[Component data from apps and pages]
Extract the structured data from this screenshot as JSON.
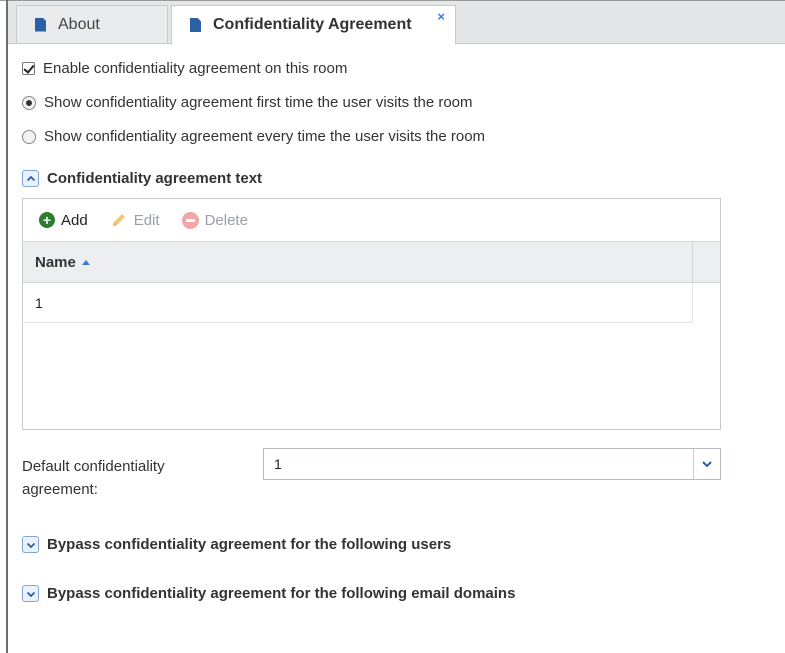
{
  "tabs": [
    {
      "label": "About"
    },
    {
      "label": "Confidentiality Agreement",
      "close": "×"
    }
  ],
  "options": {
    "enable": {
      "label": "Enable confidentiality agreement on this room",
      "checked": true
    },
    "first_time": {
      "label": "Show confidentiality agreement first time the user visits the room",
      "selected": true
    },
    "every_time": {
      "label": "Show confidentiality agreement every time the user visits the room",
      "selected": false
    }
  },
  "agreement_section": {
    "title": "Confidentiality agreement text",
    "expanded": true
  },
  "toolbar": {
    "add": "Add",
    "edit": "Edit",
    "delete": "Delete"
  },
  "grid": {
    "columns": [
      {
        "label": "Name",
        "sort": "ascending"
      }
    ],
    "rows": [
      {
        "name": "1"
      }
    ]
  },
  "default_agreement": {
    "label": "Default confidentiality agreement:",
    "value": "1"
  },
  "bypass_users": {
    "title": "Bypass confidentiality agreement for the following users",
    "expanded": false
  },
  "bypass_domains": {
    "title": "Bypass confidentiality agreement for the following email domains",
    "expanded": false
  },
  "colors": {
    "accent": "#3a7bd5",
    "add_green": "#2e7d32",
    "delete_red": "#f4a5a5",
    "doc_icon": "#2b5fa6"
  }
}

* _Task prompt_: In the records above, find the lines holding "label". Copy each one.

* _Task output_:
      "label": "About"
      "label": "Confidentiality Agreement",
      "label": "Enable confidentiality agreement on this room",
      "label": "Show confidentiality agreement first time the user visits the room",
      "label": "Show confidentiality agreement every time the user visits the room",
        "label": "Name",
    "label": "Default confidentiality agreement:",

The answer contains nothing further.